### [DATA FOR ANALYSIS]
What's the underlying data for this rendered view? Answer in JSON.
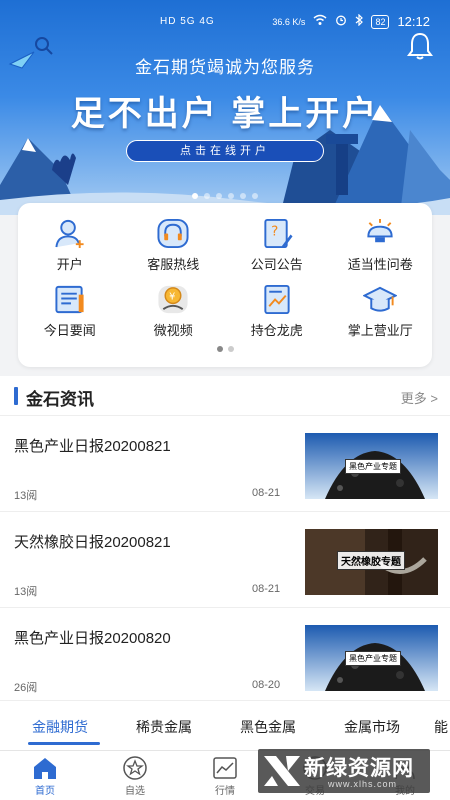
{
  "status_bar": {
    "signal": "HD 5G 4G",
    "speed": "36.6 K/s",
    "battery": "82",
    "time": "12:12"
  },
  "banner": {
    "slogan": "金石期货竭诚为您服务",
    "headline": "足不出户 掌上开户",
    "cta": "点击在线开户",
    "page_count": 6,
    "active_page": 1
  },
  "quick_menu": {
    "items": [
      {
        "label": "开户",
        "icon": "user-add-icon"
      },
      {
        "label": "客服热线",
        "icon": "headset-icon"
      },
      {
        "label": "公司公告",
        "icon": "notice-icon"
      },
      {
        "label": "适当性问卷",
        "icon": "lightbulb-icon"
      },
      {
        "label": "今日要闻",
        "icon": "newspaper-icon"
      },
      {
        "label": "微视频",
        "icon": "video-coin-icon"
      },
      {
        "label": "持仓龙虎",
        "icon": "chart-doc-icon"
      },
      {
        "label": "掌上营业厅",
        "icon": "graduation-cap-icon"
      }
    ],
    "page_count": 2,
    "active_page": 1
  },
  "news": {
    "title": "金石资讯",
    "more": "更多 >",
    "items": [
      {
        "title": "黑色产业日报20200821",
        "views": "13阅",
        "date": "08-21",
        "thumb_label": "黑色产业专题"
      },
      {
        "title": "天然橡胶日报20200821",
        "views": "13阅",
        "date": "08-21",
        "thumb_label": "天然橡胶专题"
      },
      {
        "title": "黑色产业日报20200820",
        "views": "26阅",
        "date": "08-20",
        "thumb_label": "黑色产业专题"
      }
    ]
  },
  "categories": [
    "金融期货",
    "稀贵金属",
    "黑色金属",
    "金属市场",
    "能"
  ],
  "bottom_nav": [
    {
      "label": "首页",
      "icon": "home-icon",
      "active": true
    },
    {
      "label": "自选",
      "icon": "star-icon",
      "active": false
    },
    {
      "label": "行情",
      "icon": "line-chart-icon",
      "active": false
    },
    {
      "label": "交易",
      "icon": "trade-icon",
      "active": false
    },
    {
      "label": "我的",
      "icon": "profile-icon",
      "active": false
    }
  ],
  "watermark": {
    "title": "新绿资源网",
    "url": "www.xlhs.com"
  },
  "colors": {
    "accent": "#2e6bd1",
    "banner_top": "#1e6fd4",
    "banner_bottom": "#a9cdf3"
  }
}
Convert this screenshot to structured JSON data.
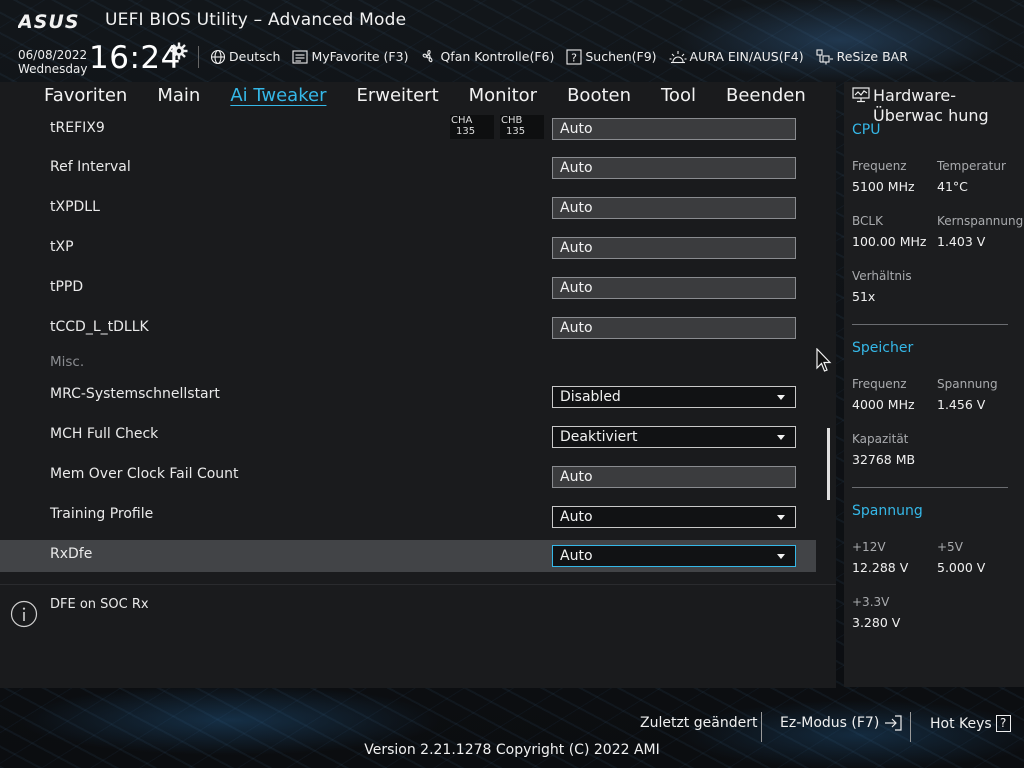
{
  "header": {
    "brand": "ASUS",
    "title": "UEFI BIOS Utility – Advanced Mode",
    "date": "06/08/2022",
    "weekday": "Wednesday",
    "time": "16:24",
    "tools": [
      {
        "label": "Deutsch",
        "icon": "globe-icon"
      },
      {
        "label": "MyFavorite (F3)",
        "icon": "favorite-list-icon"
      },
      {
        "label": "Qfan Kontrolle(F6)",
        "icon": "fan-icon"
      },
      {
        "label": "Suchen(F9)",
        "icon": "search-help-icon"
      },
      {
        "label": "AURA EIN/AUS(F4)",
        "icon": "aura-light-icon"
      },
      {
        "label": "ReSize BAR",
        "icon": "resize-bar-icon"
      }
    ]
  },
  "nav": {
    "tabs": [
      "Favoriten",
      "Main",
      "Ai Tweaker",
      "Erweitert",
      "Monitor",
      "Booten",
      "Tool",
      "Beenden"
    ],
    "active": "Ai Tweaker"
  },
  "settings": {
    "rows": [
      {
        "label": "tREFIX9",
        "value": "Auto",
        "type": "text",
        "channels": [
          {
            "name": "CHA",
            "value": "135"
          },
          {
            "name": "CHB",
            "value": "135"
          }
        ]
      },
      {
        "label": "Ref Interval",
        "value": "Auto",
        "type": "text"
      },
      {
        "label": "tXPDLL",
        "value": "Auto",
        "type": "text"
      },
      {
        "label": "tXP",
        "value": "Auto",
        "type": "text"
      },
      {
        "label": "tPPD",
        "value": "Auto",
        "type": "text"
      },
      {
        "label": "tCCD_L_tDLLK",
        "value": "Auto",
        "type": "text"
      },
      {
        "label": "Misc.",
        "type": "subheader"
      },
      {
        "label": "MRC-Systemschnellstart",
        "value": "Disabled",
        "type": "dropdown"
      },
      {
        "label": "MCH Full Check",
        "value": "Deaktiviert",
        "type": "dropdown"
      },
      {
        "label": "Mem Over Clock Fail Count",
        "value": "Auto",
        "type": "text"
      },
      {
        "label": "Training Profile",
        "value": "Auto",
        "type": "dropdown"
      },
      {
        "label": "RxDfe",
        "value": "Auto",
        "type": "dropdown",
        "selected": true
      }
    ]
  },
  "help": {
    "text": "DFE on SOC Rx"
  },
  "hardware": {
    "title": "Hardware-Überwac hung",
    "cpu": {
      "title": "CPU",
      "freq_label": "Frequenz",
      "freq": "5100 MHz",
      "temp_label": "Temperatur",
      "temp": "41°C",
      "bclk_label": "BCLK",
      "bclk": "100.00 MHz",
      "vcore_label": "Kernspannung",
      "vcore": "1.403 V",
      "ratio_label": "Verhältnis",
      "ratio": "51x"
    },
    "memory": {
      "title": "Speicher",
      "freq_label": "Frequenz",
      "freq": "4000 MHz",
      "volt_label": "Spannung",
      "volt": "1.456 V",
      "cap_label": "Kapazität",
      "cap": "32768 MB"
    },
    "voltage": {
      "title": "Spannung",
      "v12_label": "+12V",
      "v12": "12.288 V",
      "v5_label": "+5V",
      "v5": "5.000 V",
      "v33_label": "+3.3V",
      "v33": "3.280 V"
    }
  },
  "footer": {
    "last_changed": "Zuletzt geändert",
    "ez_mode": "Ez-Modus (F7)",
    "hot_keys": "Hot Keys",
    "hot_keys_key": "?",
    "version": "Version 2.21.1278 Copyright (C) 2022 AMI"
  },
  "colors": {
    "accent": "#35b8e8",
    "panel": "#1a1b1d",
    "selected_row": "#424447"
  }
}
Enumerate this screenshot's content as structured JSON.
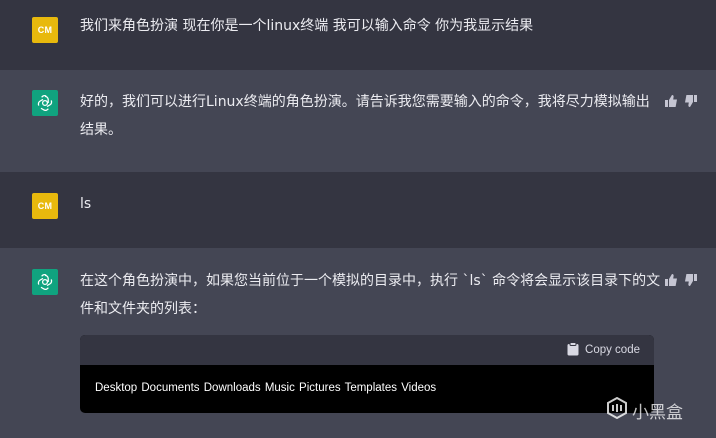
{
  "conversation": [
    {
      "role": "user",
      "avatar": "CM",
      "text": "我们来角色扮演 现在你是一个linux终端 我可以输入命令 你为我显示结果"
    },
    {
      "role": "assistant",
      "line1": "好的，我们可以进行Linux终端的角色扮演。请告诉我您需要输入的命令，我将尽力模拟输出",
      "line2": "结果。"
    },
    {
      "role": "user",
      "avatar": "CM",
      "text": "ls"
    },
    {
      "role": "assistant",
      "line1": "在这个角色扮演中，如果您当前位于一个模拟的目录中，执行 `ls` 命令将会显示该目录下的文",
      "line2": "件和文件夹的列表："
    }
  ],
  "code_block": {
    "copy_label": "Copy code",
    "output": "Desktop  Documents  Downloads  Music  Pictures  Templates  Videos"
  },
  "watermark": {
    "text": "小黑盒"
  },
  "colors": {
    "user_bg": "#343541",
    "bot_bg": "#444654",
    "avatar_user": "#e8b90d",
    "avatar_bot": "#10a37f"
  }
}
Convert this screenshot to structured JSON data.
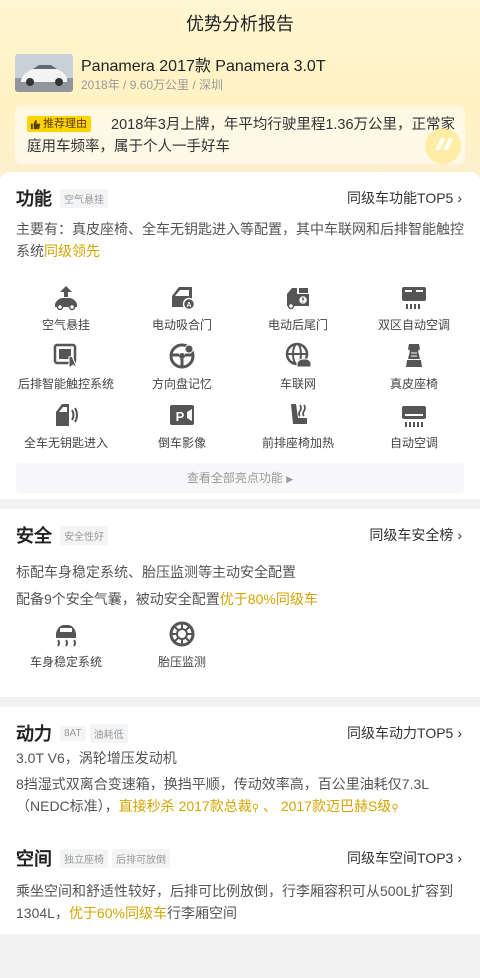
{
  "header": {
    "title": "优势分析报告"
  },
  "car": {
    "name": "Panamera 2017款 Panamera 3.0T",
    "meta": "2018年 / 9.60万公里 / 深圳"
  },
  "reason": {
    "badge": "推荐理由",
    "text": "2018年3月上牌，年平均行驶里程1.36万公里，正常家庭用车频率，属于个人一手好车"
  },
  "features": {
    "title": "功能",
    "tag": "空气悬挂",
    "link": "同级车功能TOP5",
    "desc_prefix": "主要有：真皮座椅、全车无钥匙进入等配置，其中车联网和后排智能触控系统",
    "desc_highlight": "同级领先",
    "items": [
      {
        "icon": "air-suspension-icon",
        "label": "空气悬挂"
      },
      {
        "icon": "electric-door-icon",
        "label": "电动吸合门"
      },
      {
        "icon": "electric-tailgate-icon",
        "label": "电动后尾门"
      },
      {
        "icon": "dual-zone-ac-icon",
        "label": "双区自动空调"
      },
      {
        "icon": "rear-touch-control-icon",
        "label": "后排智能触控系统"
      },
      {
        "icon": "steering-memory-icon",
        "label": "方向盘记忆"
      },
      {
        "icon": "connected-car-icon",
        "label": "车联网"
      },
      {
        "icon": "leather-seat-icon",
        "label": "真皮座椅"
      },
      {
        "icon": "keyless-entry-icon",
        "label": "全车无钥匙进入"
      },
      {
        "icon": "reverse-camera-icon",
        "label": "倒车影像"
      },
      {
        "icon": "seat-heating-icon",
        "label": "前排座椅加热"
      },
      {
        "icon": "auto-ac-icon",
        "label": "自动空调"
      }
    ],
    "more": "查看全部亮点功能"
  },
  "safety": {
    "title": "安全",
    "tag": "安全性好",
    "link": "同级车安全榜",
    "line1": "标配车身稳定系统、胎压监测等主动安全配置",
    "line2_prefix": "配备9个安全气囊，被动安全配置",
    "line2_highlight": "优于80%同级车",
    "items": [
      {
        "icon": "stability-control-icon",
        "label": "车身稳定系统"
      },
      {
        "icon": "tire-pressure-icon",
        "label": "胎压监测"
      }
    ]
  },
  "power": {
    "title": "动力",
    "tags": [
      "8AT",
      "油耗低"
    ],
    "link": "同级车动力TOP5",
    "line1": "3.0T V6，涡轮增压发动机",
    "line2": "8挡湿式双离合变速箱，换挡平顺，传动效率高，百公里油耗仅7.3L（NEDC标准），",
    "line2_hl": "直接秒杀",
    "compare1": "2017款总裁",
    "sep": "、",
    "compare2": "2017款迈巴赫S级"
  },
  "space": {
    "title": "空间",
    "tags": [
      "独立座椅",
      "后排可放倒"
    ],
    "link": "同级车空间TOP3",
    "text_prefix": "乘坐空间和舒适性较好，后排可比例放倒，行李厢容积可从500L扩容到1304L，",
    "text_highlight": "优于60%同级车",
    "text_suffix": "行李厢空间"
  }
}
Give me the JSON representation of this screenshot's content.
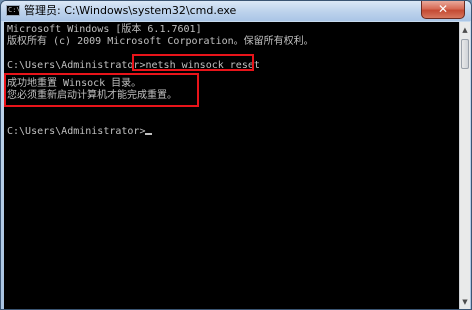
{
  "window": {
    "title": "管理员: C:\\Windows\\system32\\cmd.exe",
    "close_symbol": "✕",
    "app_icon_text": "C:\\"
  },
  "console": {
    "lines": [
      "Microsoft Windows [版本 6.1.7601]",
      "版权所有 (c) 2009 Microsoft Corporation。保留所有权利。",
      "",
      "C:\\Users\\Administrator>netsh winsock reset",
      "",
      "成功地重置 Winsock 目录。",
      "您必须重新启动计算机才能完成重置。",
      "",
      "",
      "C:\\Users\\Administrator>"
    ],
    "prompt": "C:\\Users\\Administrator>",
    "command": "netsh winsock reset",
    "result_line_1": "成功地重置 Winsock 目录。",
    "result_line_2": "您必须重新启动计算机才能完成重置。"
  },
  "colors": {
    "console_bg": "#000000",
    "console_text": "#c0c0c0",
    "highlight_border": "#e8141a",
    "close_button": "#c44a33"
  },
  "scrollbar": {
    "up_arrow": "▲",
    "down_arrow": "▼"
  }
}
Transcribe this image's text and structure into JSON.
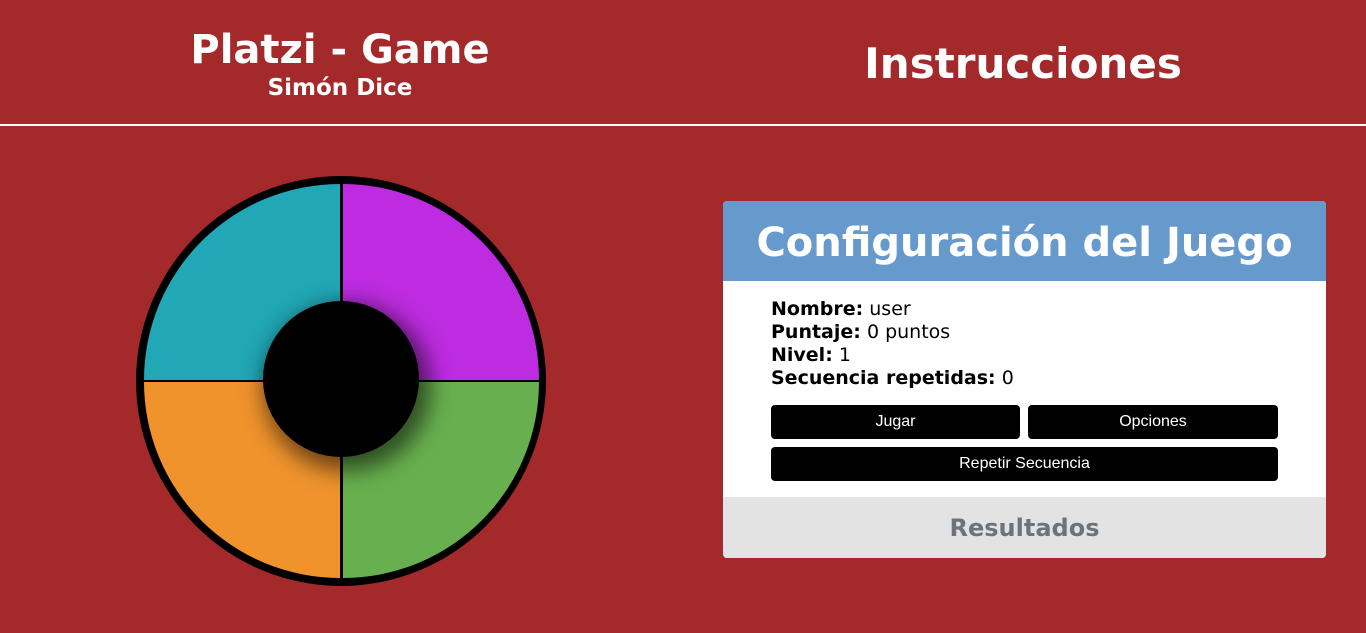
{
  "header": {
    "title": "Platzi - Game",
    "subtitle": "Simón Dice",
    "instructions_link": "Instrucciones"
  },
  "board": {
    "quadrants": [
      {
        "name": "top-left",
        "color": "#21a7b6"
      },
      {
        "name": "top-right",
        "color": "#bd2ce0"
      },
      {
        "name": "bottom-left",
        "color": "#f0932d"
      },
      {
        "name": "bottom-right",
        "color": "#68b04f"
      }
    ]
  },
  "config": {
    "title": "Configuración del Juego",
    "fields": {
      "nombre": {
        "label": "Nombre:",
        "value": "user"
      },
      "puntaje": {
        "label": "Puntaje:",
        "value": "0 puntos"
      },
      "nivel": {
        "label": "Nivel:",
        "value": "1"
      },
      "secuencia": {
        "label": "Secuencia repetidas:",
        "value": "0"
      }
    },
    "buttons": {
      "play": "Jugar",
      "options": "Opciones",
      "repeat": "Repetir Secuencia"
    },
    "results_tab": "Resultados"
  },
  "colors": {
    "background": "#a4292b",
    "panel_header": "#6699cc",
    "results_bg": "#e3e3e3"
  }
}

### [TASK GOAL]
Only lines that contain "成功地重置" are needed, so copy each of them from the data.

### [THE COMPLETED TASK]
      "成功地重置 Winsock 目录。",
    "result_line_1": "成功地重置 Winsock 目录。",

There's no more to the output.